Whatever the case is, the Trojans, from the secondary to the coaches, have to turn losses by three or less into victories. I include Notre Dame in the UW/Stanford slush pile. By doing so it means that USC could have legitimately turned an 8-5 campaign into an 11-2 juggernaut this past year, by making one more play here or there. Wow, huge difference.
This section is not casting blame on any part of the team. This slide is simply saying “find a way to win those games decided by a handful or less this year.” That’s what Auburn did in their run. That’s what is required to have a winning season of 10 or 11 wins.
Trap games. Is anyone else but me tired of seeing USC lose to Oregon State? Washington? That’s not even legal in my book of hypothetical scenarios.
We’re talking Oregon State and Washington, not elite teams by any means. Washington gets stoked to play Nebraska in the Holiday Bowl. USC lollops through tunnels if they have to come out of any tunnel for a bowl game before January 1st. Oregon is always happy to be bowl eligible. USC is disappointed if it’s not eligible for the BCS championship following the final regular season game. Do you see the difference?

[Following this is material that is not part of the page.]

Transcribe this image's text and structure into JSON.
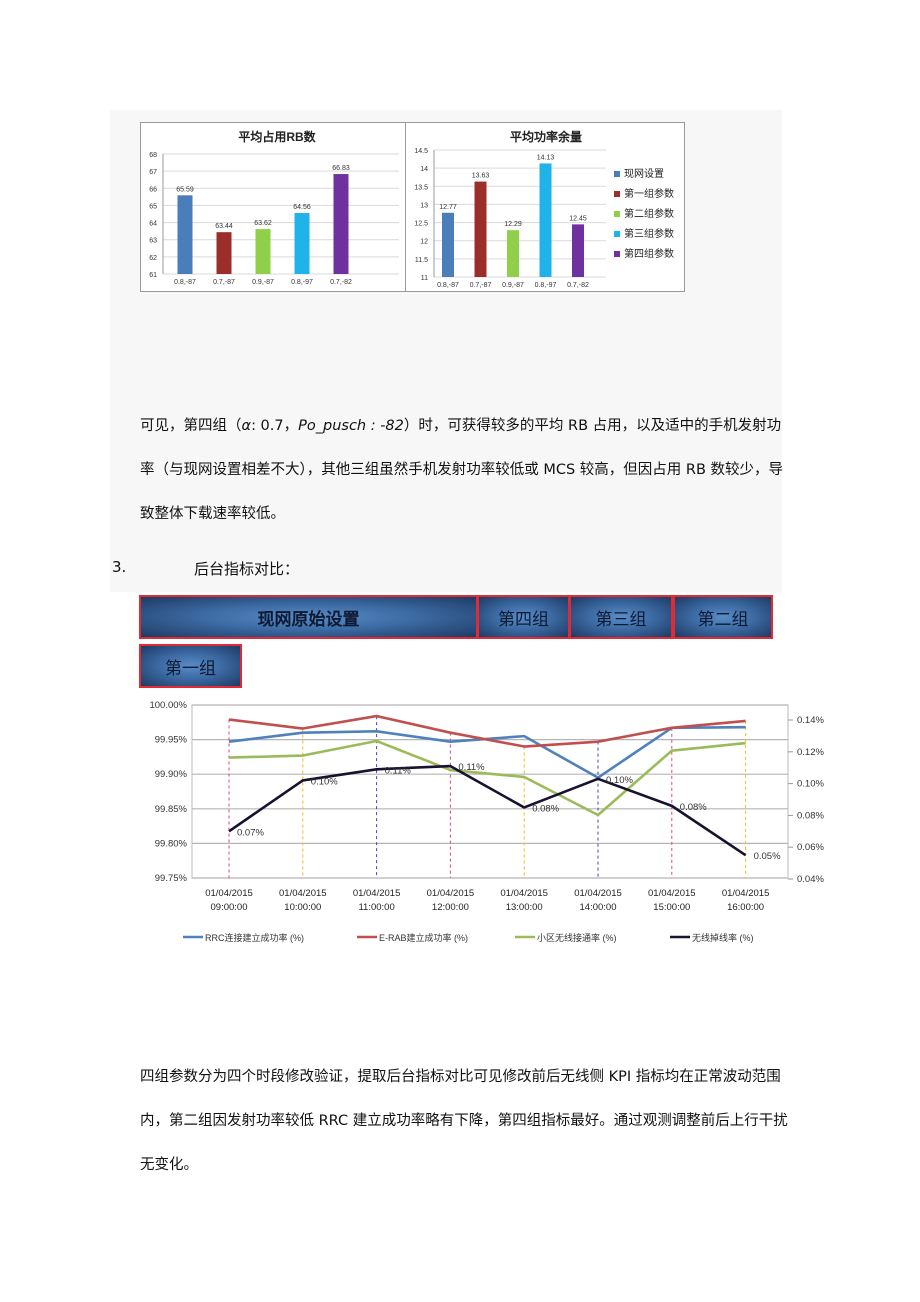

The talent level is not USC caliber. Period. There is no negotiating that point. So if the better talented team can simply execute, the games should be boring actually, with USC rolling to commanding victories.
Sure, these teams get all amped up for the big cardinal-and-gold machine to come into town. But USC should put these middle-of-the-road conference teams to bed, in their rightful place.
Marc Tyler said after the OSU loss: “We’re kids.” As if that excuses their team-wide brain cramps and performance underachievments.
USC cannot have any games where they want to be kids instead of kings of the gridiron.
Turnovers. Would the defense please wrap with one hand and go for the ball with the other during tackling?
This is standard operating procedure for tackling in the modern century, but it was not too often I recall the opponents putting the ball on the carpet. In other words, the defense has to create more turnovers than last year. The defensive line should be in the backfield more this year, so this should not be too hard to make happen.
With 80 players on scholarship this fall, tackling should improve.
I cannot tell you how many times I waited for more takeaways during the game, something the defense forced or caused to go their way by creating some chaos or through a monster or skilled collision on the man with the ball.
The defense has to make the opposing offense feel their presence enough to a shake out a ball from their hands or force the quarterback into hasty passes. The defense has to make opposing offenses extremely uncomfortable with their schemes.
They did it to the prolific Trojan offense at times. So the favor can be returned in 2011.
Stop giving up the big plays on defense. Period. Gee whiz. This was so pathetic to watch at times.
Don't only stop big plays on defense, but make some plays on offense.
With the repertoire and bevy of offensive talent at Kiffin’s disposal, then the team should be going vertical more, not side to side. Barkley has a great arm and the team was passing east-west too much. This doesn’t mean launching the ball 50 yards ahead each down. It means playing more aggressively and stop trying to pathologize Barkley so much. “Matt just didn’t seem like he...” Kiffin said a couple of times regarding reasons he reigned Matt in and went to conservative play calling.
Let Matt and the offense continually play to win, not play not to lose.
Of course. But these are things I think USC can control and prepare themselves for to have success.